  • Article
    Merging scleractinian genera : the overwhelming genetic similarity between solitary Desmophyllum and colonial Lophelia
    (BioMed Central, 2016-05-18) Addamo, Anna M. ; Vertino, Agostina ; Stolarski, Jaroslaw ; Garcia-Jimenez, Ricardo ; Taviani, Marco ; Machordom, Annie
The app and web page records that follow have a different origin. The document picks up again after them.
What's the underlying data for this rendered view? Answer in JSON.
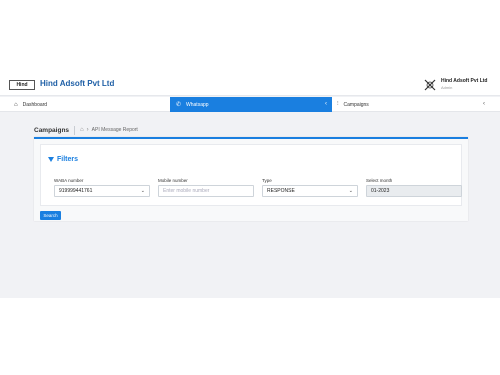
{
  "header": {
    "logo_text": "Hind",
    "brand_title": "Hind Adsoft Pvt Ltd",
    "user_name": "Hind Adsoft Pvt Ltd",
    "user_role": "Admin"
  },
  "nav": {
    "dashboard_label": "Dashboard",
    "whatsapp_label": "Whatsapp",
    "campaigns_label": "Campaigns"
  },
  "breadcrumb": {
    "title": "Campaigns",
    "page": "API Message Report"
  },
  "filters": {
    "heading": "Filters",
    "waba": {
      "label": "WABA number",
      "value": "919999441761"
    },
    "mobile": {
      "label": "Mobile number",
      "placeholder": "Enter mobile number"
    },
    "type": {
      "label": "Type",
      "value": "RESPONSE"
    },
    "month": {
      "label": "Select month",
      "value": "01-2023"
    },
    "search_label": "Search"
  },
  "colors": {
    "accent": "#1a7fe0",
    "brand": "#1e5fa6",
    "background": "#f1f2f5"
  }
}
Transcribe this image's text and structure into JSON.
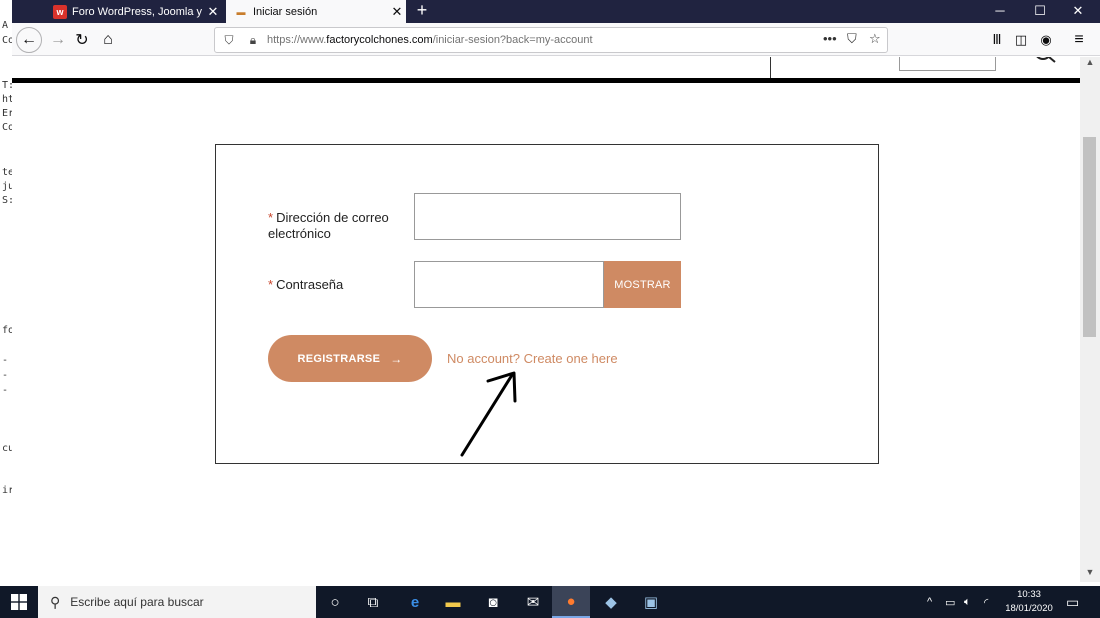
{
  "browser": {
    "tabs": [
      {
        "title": "Foro WordPress, Joomla y Prest",
        "icon": "forum-logo-icon"
      },
      {
        "title": "Iniciar sesión",
        "icon": "bed-icon"
      }
    ],
    "url_prefix": "https://www.",
    "url_domain": "factorycolchones.com",
    "url_path": "/iniciar-sesion?back=my-account",
    "new_tab": "+",
    "page_actions": "•••"
  },
  "login_form": {
    "email_label_required": "*",
    "email_label": "Dirección de correo electrónico",
    "email_value": "",
    "password_label_required": "*",
    "password_label": "Contraseña",
    "password_value": "",
    "show_button": "MOSTRAR",
    "register_button": "REGISTRARSE",
    "register_arrow": "→",
    "create_account_link": "No account? Create one here"
  },
  "taskbar": {
    "search_placeholder": "Escribe aquí para buscar",
    "time": "10:33",
    "date": "18/01/2020"
  },
  "background_editor": {
    "lines": [
      "A",
      "Co",
      "T:",
      "ht",
      "Er",
      "Co",
      "te",
      "ju",
      "S:",
      "fo",
      "-",
      "-",
      "-",
      "cu",
      "ir"
    ]
  },
  "colors": {
    "accent": "#cf8a63",
    "tabbar": "#202340",
    "taskbar": "#101828"
  }
}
    In recent years, several types of molecular markers and new microscale skeletal characters have shown potential as powerful tools for phylogenetic reconstructions and higher-level taxonomy of scleractinian corals. Nonetheless, discrimination of closely related taxa is still highly controversial in scleractinian coral research. Here we used newly sequenced complete mitochondrial genomes and 30 microsatellites to define the genetic divergence between two closely related azooxanthellate taxa of the family Caryophylliidae: solitary Desmophyllum dianthus and colonial Lophelia pertusa. In the mitochondrial control region, an astonishing 99.8 % of nucleotides between L. pertusa and D. dianthus were identical. Variability of the mitochondrial genomes of the two species is represented by only 12 non-synonymous out of 19 total nucleotide substitutions. Microsatellite sequence (37 loci) analysis of L. pertusa and D. dianthus showed genetic similarity is about 97 %. Our results also indicated that L. pertusa and D. dianthus show high skeletal plasticity in corallum shape and similarity in skeletal ontogeny, micromorphological (septal and wall granulations) and microstructural characters (arrangement of rapid accretion deposits, thickening deposits). Molecularly and morphologically, the solitary Desmophyllum and the dendroid Lophelia appear to be significantly more similar to each other than other unambiguous coral genera analysed to date. This consequently leads to ascribe both taxa under the generic name Desmophyllum (priority by date of publication). Findings of this study demonstrate that coloniality may not be a robust taxonomic character in scleractinian corals.